(Stored dataset items)

════════

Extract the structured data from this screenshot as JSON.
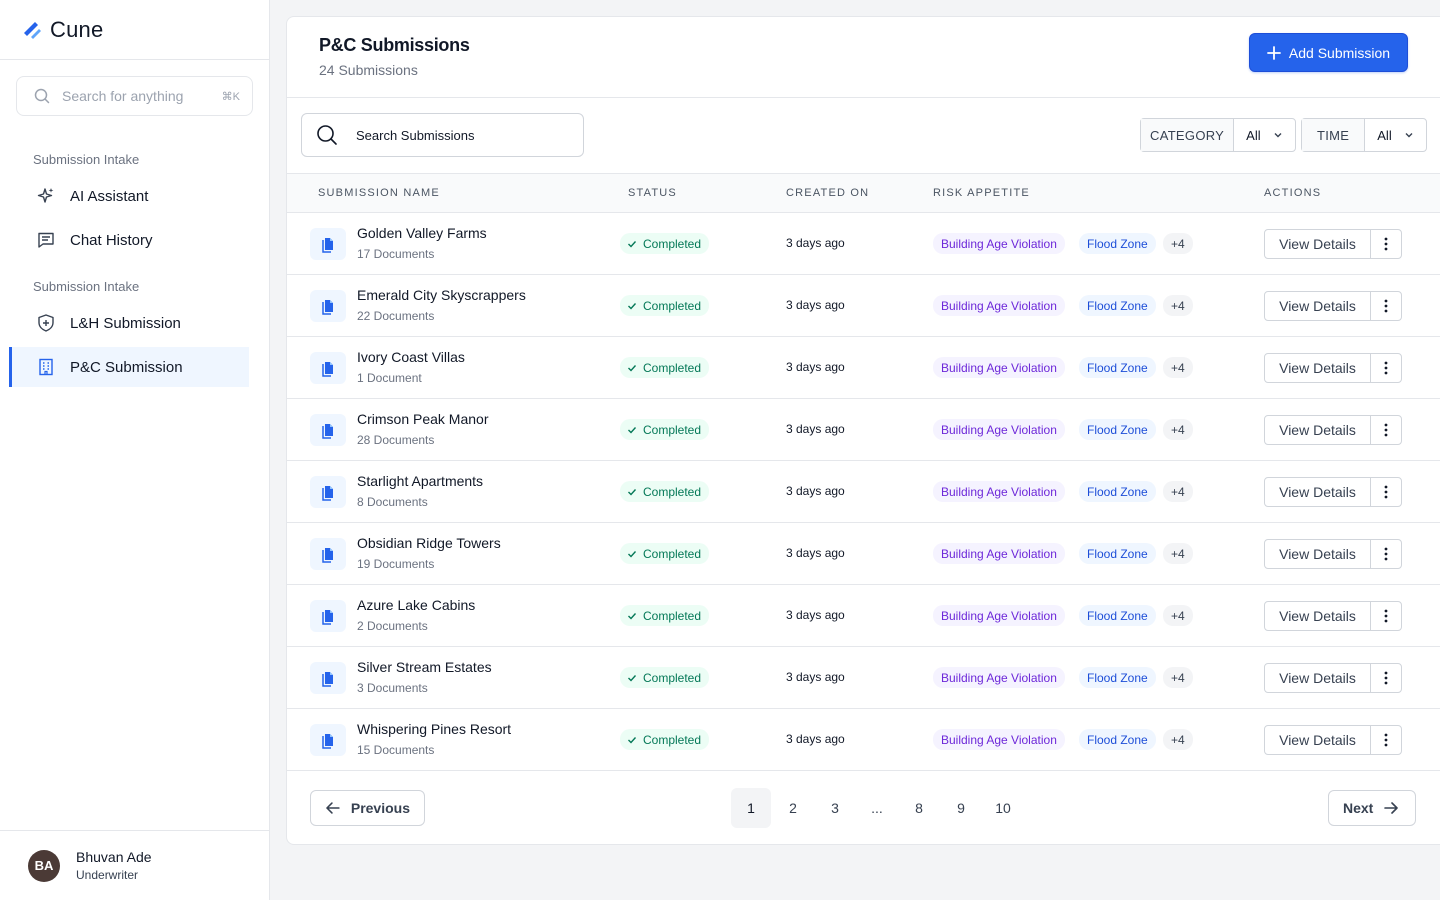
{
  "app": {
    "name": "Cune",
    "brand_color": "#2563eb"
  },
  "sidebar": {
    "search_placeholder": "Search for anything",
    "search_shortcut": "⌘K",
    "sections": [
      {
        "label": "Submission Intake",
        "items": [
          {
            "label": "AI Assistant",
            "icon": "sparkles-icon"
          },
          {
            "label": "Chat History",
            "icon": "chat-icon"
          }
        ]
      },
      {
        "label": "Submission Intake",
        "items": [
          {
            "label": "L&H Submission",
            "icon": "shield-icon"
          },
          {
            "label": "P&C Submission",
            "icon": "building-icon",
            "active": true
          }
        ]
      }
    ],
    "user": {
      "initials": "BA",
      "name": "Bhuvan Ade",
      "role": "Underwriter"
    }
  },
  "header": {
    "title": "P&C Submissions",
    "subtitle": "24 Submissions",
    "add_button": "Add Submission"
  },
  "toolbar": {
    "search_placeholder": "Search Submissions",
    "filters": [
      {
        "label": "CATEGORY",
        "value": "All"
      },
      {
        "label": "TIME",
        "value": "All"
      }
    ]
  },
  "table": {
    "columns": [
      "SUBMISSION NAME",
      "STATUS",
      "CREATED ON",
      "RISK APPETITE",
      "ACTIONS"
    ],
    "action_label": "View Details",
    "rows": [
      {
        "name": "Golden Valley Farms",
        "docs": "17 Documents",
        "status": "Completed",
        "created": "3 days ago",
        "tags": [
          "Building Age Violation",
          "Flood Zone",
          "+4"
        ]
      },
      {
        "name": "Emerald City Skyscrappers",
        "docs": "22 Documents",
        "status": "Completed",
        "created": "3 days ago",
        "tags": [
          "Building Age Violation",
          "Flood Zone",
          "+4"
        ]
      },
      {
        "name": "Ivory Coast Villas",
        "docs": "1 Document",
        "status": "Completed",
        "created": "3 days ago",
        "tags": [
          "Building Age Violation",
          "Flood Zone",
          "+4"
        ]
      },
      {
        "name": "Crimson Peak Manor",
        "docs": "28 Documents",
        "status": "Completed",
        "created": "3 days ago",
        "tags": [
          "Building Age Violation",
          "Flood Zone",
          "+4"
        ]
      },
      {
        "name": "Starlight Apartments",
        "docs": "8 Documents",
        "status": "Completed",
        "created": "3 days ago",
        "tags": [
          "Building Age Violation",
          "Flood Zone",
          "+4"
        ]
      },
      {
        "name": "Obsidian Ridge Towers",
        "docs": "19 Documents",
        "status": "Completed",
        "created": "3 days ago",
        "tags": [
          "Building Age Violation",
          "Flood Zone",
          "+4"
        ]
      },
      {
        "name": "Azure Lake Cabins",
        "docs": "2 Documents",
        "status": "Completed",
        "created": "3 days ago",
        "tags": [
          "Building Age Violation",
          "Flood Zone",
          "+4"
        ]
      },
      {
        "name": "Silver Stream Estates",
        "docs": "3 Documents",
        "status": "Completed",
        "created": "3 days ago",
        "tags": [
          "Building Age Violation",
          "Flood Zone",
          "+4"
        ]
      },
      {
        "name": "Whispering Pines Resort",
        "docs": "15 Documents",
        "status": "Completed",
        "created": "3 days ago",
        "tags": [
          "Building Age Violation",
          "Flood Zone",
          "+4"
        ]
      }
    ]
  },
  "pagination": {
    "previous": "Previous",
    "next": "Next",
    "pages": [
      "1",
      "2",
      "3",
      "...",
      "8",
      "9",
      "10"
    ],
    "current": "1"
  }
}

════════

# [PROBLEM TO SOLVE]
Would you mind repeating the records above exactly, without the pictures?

# [TASK OUTPUT]
Extract the structured data from this screenshot as JSON.
{
  "app": {
    "name": "Cune",
    "brand_color": "#2563eb"
  },
  "sidebar": {
    "search_placeholder": "Search for anything",
    "search_shortcut": "⌘K",
    "sections": [
      {
        "label": "Submission Intake",
        "items": [
          {
            "label": "AI Assistant",
            "icon": "sparkles-icon"
          },
          {
            "label": "Chat History",
            "icon": "chat-icon"
          }
        ]
      },
      {
        "label": "Submission Intake",
        "items": [
          {
            "label": "L&H Submission",
            "icon": "shield-icon"
          },
          {
            "label": "P&C Submission",
            "icon": "building-icon",
            "active": true
          }
        ]
      }
    ],
    "user": {
      "initials": "BA",
      "name": "Bhuvan Ade",
      "role": "Underwriter"
    }
  },
  "header": {
    "title": "P&C Submissions",
    "subtitle": "24 Submissions",
    "add_button": "Add Submission"
  },
  "toolbar": {
    "search_placeholder": "Search Submissions",
    "filters": [
      {
        "label": "CATEGORY",
        "value": "All"
      },
      {
        "label": "TIME",
        "value": "All"
      }
    ]
  },
  "table": {
    "columns": [
      "SUBMISSION NAME",
      "STATUS",
      "CREATED ON",
      "RISK APPETITE",
      "ACTIONS"
    ],
    "action_label": "View Details",
    "rows": [
      {
        "name": "Golden Valley Farms",
        "docs": "17 Documents",
        "status": "Completed",
        "created": "3 days ago",
        "tags": [
          "Building Age Violation",
          "Flood Zone",
          "+4"
        ]
      },
      {
        "name": "Emerald City Skyscrappers",
        "docs": "22 Documents",
        "status": "Completed",
        "created": "3 days ago",
        "tags": [
          "Building Age Violation",
          "Flood Zone",
          "+4"
        ]
      },
      {
        "name": "Ivory Coast Villas",
        "docs": "1 Document",
        "status": "Completed",
        "created": "3 days ago",
        "tags": [
          "Building Age Violation",
          "Flood Zone",
          "+4"
        ]
      },
      {
        "name": "Crimson Peak Manor",
        "docs": "28 Documents",
        "status": "Completed",
        "created": "3 days ago",
        "tags": [
          "Building Age Violation",
          "Flood Zone",
          "+4"
        ]
      },
      {
        "name": "Starlight Apartments",
        "docs": "8 Documents",
        "status": "Completed",
        "created": "3 days ago",
        "tags": [
          "Building Age Violation",
          "Flood Zone",
          "+4"
        ]
      },
      {
        "name": "Obsidian Ridge Towers",
        "docs": "19 Documents",
        "status": "Completed",
        "created": "3 days ago",
        "tags": [
          "Building Age Violation",
          "Flood Zone",
          "+4"
        ]
      },
      {
        "name": "Azure Lake Cabins",
        "docs": "2 Documents",
        "status": "Completed",
        "created": "3 days ago",
        "tags": [
          "Building Age Violation",
          "Flood Zone",
          "+4"
        ]
      },
      {
        "name": "Silver Stream Estates",
        "docs": "3 Documents",
        "status": "Completed",
        "created": "3 days ago",
        "tags": [
          "Building Age Violation",
          "Flood Zone",
          "+4"
        ]
      },
      {
        "name": "Whispering Pines Resort",
        "docs": "15 Documents",
        "status": "Completed",
        "created": "3 days ago",
        "tags": [
          "Building Age Violation",
          "Flood Zone",
          "+4"
        ]
      }
    ]
  },
  "pagination": {
    "previous": "Previous",
    "next": "Next",
    "pages": [
      "1",
      "2",
      "3",
      "...",
      "8",
      "9",
      "10"
    ],
    "current": "1"
  }
}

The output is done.